My own technique is to spend time leafing through old encyclopaedias, or listening to random radio broadcasts, or digging out shoe-boxes of faded photographs and old diaries, looking for something that strikes my fancy. If this doesn’t yield the required intervention, then I might venture to the local library where I go looking for a book I vaguely imagine will interest me, only to be happily diverted by something else along the way. If I ever reach an impasse in my creative process, this act of deliberate distraction inevitably rescues me.
Many artists have used chance as an aid to their work. Some have allowed themselves to be guided by the specific traits of their materials, such as the 18th century English landscape painter Alexander Cozens, who noticed that when he sketched his hand was led by the pre-existing marks on page.
“The stains,” Cozens wrote, “though extremely faint, appeared upon revisal to have influenced me, insensibly, in expressing the general appearance of landscape.” Cozens encouraged his students to submit to the same chance encounters, sometimes deliberately splashing blots of paint onto the paper as a starting-off point.
Chance in art and science
The role of chance became a central experience for the surrealist art movement known as Dada. The avant-garde poet Tristan Tzara made poems by reassembling words that had been randomly cut out of newspapers and tipping them from a bag onto the floor. The artist Marcel Duchamp fastened a bicycle wheel to a stool to engineer a deliberately confusing encounter. The point was to disturb the normal flow of things, and by this disruption, perhaps see the world afresh.
The writer Malcolm Gladwell, a strong proponent of serendipity, argues that “the universe of things we do not know is much larger than what we do know –and more importantly, we don’t know what we don’t know.” In the field of science especially, his judgement is that serendipity plays a crucial role. Indeed, psychologist Kevin Dunbar estimates that between 30% and 50% of all scientific discoveries are to some degree accidental.
For example, when the scientist Alexander Fleming, who discovered the antibiotic penicillin, returned from a two week holiday in September 1928, he had no idea that the Petri dishes he’d left accumulating mold would give him the insight into the process of inhibiting bacterial growth. “One sometimes finds what one is not looking for,” he later said.
And according to M. K. Stoskopf, serendipity is the “foundation for important intellectual leaps of understanding” in science.
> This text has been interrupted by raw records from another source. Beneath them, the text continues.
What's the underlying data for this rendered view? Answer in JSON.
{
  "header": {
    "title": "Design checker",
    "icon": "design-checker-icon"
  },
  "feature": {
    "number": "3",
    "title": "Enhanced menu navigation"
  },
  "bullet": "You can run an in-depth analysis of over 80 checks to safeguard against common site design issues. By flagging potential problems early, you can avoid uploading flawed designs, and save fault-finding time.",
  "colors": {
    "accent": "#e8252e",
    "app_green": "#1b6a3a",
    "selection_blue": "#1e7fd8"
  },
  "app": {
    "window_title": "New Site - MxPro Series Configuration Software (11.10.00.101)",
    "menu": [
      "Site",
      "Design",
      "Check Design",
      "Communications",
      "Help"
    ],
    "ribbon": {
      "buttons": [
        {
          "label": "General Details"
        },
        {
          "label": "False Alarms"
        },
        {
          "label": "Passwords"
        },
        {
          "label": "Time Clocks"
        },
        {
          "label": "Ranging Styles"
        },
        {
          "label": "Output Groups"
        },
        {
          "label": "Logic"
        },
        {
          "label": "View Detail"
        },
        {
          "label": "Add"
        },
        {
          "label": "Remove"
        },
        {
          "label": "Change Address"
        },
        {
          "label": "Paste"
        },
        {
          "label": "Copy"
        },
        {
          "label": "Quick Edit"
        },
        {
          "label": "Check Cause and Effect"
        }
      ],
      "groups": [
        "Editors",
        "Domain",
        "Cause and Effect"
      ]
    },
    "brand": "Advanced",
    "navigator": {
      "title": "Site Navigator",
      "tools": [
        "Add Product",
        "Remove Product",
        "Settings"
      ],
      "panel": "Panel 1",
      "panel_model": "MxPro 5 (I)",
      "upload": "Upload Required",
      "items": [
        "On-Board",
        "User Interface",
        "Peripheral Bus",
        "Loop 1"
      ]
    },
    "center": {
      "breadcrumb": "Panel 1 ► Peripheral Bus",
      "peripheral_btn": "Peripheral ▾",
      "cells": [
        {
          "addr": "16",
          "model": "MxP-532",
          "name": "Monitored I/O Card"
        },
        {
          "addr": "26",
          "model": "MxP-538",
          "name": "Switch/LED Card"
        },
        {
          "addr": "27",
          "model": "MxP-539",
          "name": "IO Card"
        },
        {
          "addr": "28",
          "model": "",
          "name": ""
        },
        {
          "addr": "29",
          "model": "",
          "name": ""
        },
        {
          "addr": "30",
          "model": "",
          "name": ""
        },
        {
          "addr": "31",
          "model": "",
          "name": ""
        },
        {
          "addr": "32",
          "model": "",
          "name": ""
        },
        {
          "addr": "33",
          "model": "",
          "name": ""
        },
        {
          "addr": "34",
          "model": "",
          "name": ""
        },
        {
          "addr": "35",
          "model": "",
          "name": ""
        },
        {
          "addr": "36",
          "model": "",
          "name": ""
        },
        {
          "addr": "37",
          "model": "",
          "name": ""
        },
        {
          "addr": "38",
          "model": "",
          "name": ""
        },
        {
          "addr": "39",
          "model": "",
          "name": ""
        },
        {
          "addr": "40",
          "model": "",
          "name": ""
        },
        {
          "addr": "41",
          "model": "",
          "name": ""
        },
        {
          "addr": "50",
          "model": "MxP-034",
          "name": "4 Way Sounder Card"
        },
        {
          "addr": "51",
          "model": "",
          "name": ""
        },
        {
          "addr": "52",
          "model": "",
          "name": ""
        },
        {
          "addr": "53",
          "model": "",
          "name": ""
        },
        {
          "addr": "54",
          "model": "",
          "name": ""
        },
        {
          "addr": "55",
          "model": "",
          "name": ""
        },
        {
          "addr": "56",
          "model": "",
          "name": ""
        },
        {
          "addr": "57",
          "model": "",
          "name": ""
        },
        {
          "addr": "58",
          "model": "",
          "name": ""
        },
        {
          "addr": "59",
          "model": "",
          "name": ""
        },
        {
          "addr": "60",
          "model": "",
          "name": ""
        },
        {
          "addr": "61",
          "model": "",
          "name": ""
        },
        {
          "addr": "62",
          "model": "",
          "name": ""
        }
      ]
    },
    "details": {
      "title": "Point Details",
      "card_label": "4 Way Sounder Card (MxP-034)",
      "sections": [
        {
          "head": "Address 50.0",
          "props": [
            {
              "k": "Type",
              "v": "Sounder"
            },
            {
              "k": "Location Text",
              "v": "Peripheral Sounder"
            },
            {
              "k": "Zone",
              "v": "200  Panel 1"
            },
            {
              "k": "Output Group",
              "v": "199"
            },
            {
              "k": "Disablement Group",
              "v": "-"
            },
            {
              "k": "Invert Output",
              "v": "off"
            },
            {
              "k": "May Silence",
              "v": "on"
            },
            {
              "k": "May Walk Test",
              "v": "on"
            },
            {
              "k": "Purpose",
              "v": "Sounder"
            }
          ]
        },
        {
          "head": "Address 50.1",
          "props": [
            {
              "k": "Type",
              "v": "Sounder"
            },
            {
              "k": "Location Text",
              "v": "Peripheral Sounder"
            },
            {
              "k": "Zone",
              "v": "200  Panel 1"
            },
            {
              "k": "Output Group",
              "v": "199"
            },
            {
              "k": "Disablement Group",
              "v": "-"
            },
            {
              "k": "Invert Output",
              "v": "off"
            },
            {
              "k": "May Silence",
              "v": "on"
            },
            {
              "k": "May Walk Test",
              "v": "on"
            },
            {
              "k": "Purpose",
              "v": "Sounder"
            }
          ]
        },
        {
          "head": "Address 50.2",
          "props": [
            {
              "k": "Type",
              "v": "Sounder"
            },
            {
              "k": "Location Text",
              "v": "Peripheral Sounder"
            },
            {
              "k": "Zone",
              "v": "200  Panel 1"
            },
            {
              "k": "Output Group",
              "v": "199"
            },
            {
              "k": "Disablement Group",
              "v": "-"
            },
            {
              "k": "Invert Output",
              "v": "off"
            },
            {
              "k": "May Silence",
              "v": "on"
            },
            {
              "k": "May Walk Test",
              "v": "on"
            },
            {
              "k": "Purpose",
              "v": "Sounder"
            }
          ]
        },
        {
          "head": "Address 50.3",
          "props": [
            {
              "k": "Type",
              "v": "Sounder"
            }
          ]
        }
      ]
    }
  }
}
Of course, random inspiration is unlikely to strike unless the framework of doing something with it is already in place. “In the fields of observation, chance favors only the prepared mind,” said Louis Pasteur in a lecture of 1854.
The appeal of serendipity is that it actually accords with the way creativity occurs anyway: as an unfolding collaboration between intention and chance. Only, it makes the link explicit rather than attempting to hide it under the guise of pure ‘inspiration’.
As David Kirsh points out, we tend to view inspiration as a private, internal process. “Traditional experimental studies have taken an internalist perspective and treated thought as something happening entirely within an agent.” Alternatively, Kirsh takes what he calls a more ‘interactionist’ perspective, arguing that “what happens outside a brain often affects what happens inside… Creativity does not occur in a situational vacuum.”
Ultimately, the purpose of inviting serendipity into the creative process is to find new ways of looking at a familiar world. As Kirsh says, “The power of chance lies in its departure from tradition.”